Infertility is a disease of the reproductive system that affects 8 to 12% of couples of reproductive age worldwide. For many couples, the inability to have children leads to serious physical, social and psychological disorders. Studies show that endometrial dysfunction can lead to implantation failure and early pregnancy loss, making endometrial-derived stem cell changes an attractive target for infertility research of uncertain origin.
G. Skliutė's Master's thesis aims to evaluate the changes in gene expression in endometrial stem cells induced by in vitro cultivation and to study the properties of stem cells of menstrual origin as well as their potential to differentiate in epithelial direction. Endometrial cells from non-pregnant women have been found to have lower expression of genes responsible for cell renewal, which can lead to faster ageing and poorer reproductive potential. Menstrual stem cells, which are easier and safer to obtain than endometrial stem cells, have also been found to have properties that could make them useful for the diagnosis and treatment of reproductive disorders.
Gabrielė Bumbulytė's work "Search for compounds in essential oils of thyme (Thymus vulgaris L.), spearmint (Mentha spicata L.), and in metabolites of microscopic fungi that repel the mealworm beetle (Tenebrio molitor L.)" has been recognized as the best paper in agriculture. Her supervisor is Professor Vincas Būda.
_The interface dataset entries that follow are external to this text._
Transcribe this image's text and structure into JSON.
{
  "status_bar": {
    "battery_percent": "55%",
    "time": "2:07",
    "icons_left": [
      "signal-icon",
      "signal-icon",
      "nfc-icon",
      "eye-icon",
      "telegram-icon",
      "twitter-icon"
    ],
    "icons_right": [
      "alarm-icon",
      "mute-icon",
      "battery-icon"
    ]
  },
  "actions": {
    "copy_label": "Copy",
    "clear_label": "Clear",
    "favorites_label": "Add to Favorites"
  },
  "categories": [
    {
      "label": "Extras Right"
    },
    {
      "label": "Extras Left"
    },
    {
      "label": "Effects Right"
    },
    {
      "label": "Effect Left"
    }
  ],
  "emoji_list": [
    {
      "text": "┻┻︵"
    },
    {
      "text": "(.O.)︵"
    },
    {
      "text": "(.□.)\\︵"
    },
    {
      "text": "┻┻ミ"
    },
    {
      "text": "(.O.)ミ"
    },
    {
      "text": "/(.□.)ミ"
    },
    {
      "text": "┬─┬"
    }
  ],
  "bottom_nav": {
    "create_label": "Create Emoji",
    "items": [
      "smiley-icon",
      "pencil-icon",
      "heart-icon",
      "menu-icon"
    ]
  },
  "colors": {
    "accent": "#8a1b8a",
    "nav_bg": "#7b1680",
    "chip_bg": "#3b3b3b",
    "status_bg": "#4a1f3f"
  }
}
Entomophagy is part of a sustainable human diet as insects are able to feed on a wide variety of forage, with low greenhouse gas emissions and lower water consumption than conventional livestock production. In the future, insects may become an integral part of the diet of humans and animals raised for food. Research into finding alternative sources to the existing food industry is currently gaining momentum worldwide, as is the popularity of organic insect farms, which allow insects or insect products to be included in people's daily diets.
According to the paper by G. Bumbulytė, the mealworm beetle (Tenebrio molitor L.) is easy to grow, has a relatively high biomass gain, is nutritious and a rich source of protein. An important step in insect rearing is the collection of their biomass increments – separating them from the feeding medium and from dead insects. This could be achieved by using repellents.
The individual volatile compounds in essential oils are well suited for insect control as natural repellents. In addition, all stages of mealworm beetle develop in cereal crops and are exposed to unfavourable conditions for their development, such as microscopic fungi in cereals. Potential repellent compounds can also be found in volatile metabolites secreted by cereal microscopic fungi. In this work, the effects of natural essential oil compounds and volatile metabolites released by cereal microscopic fungi are evaluated.
The project, organized by the LUYS and the MFA, aims to encourage postgraduate students to produce high level, relevant to society and industry Master's theses, which would be recognized not only in Lithuania but also worldwide and to encourage them to move on to their doctoral studies.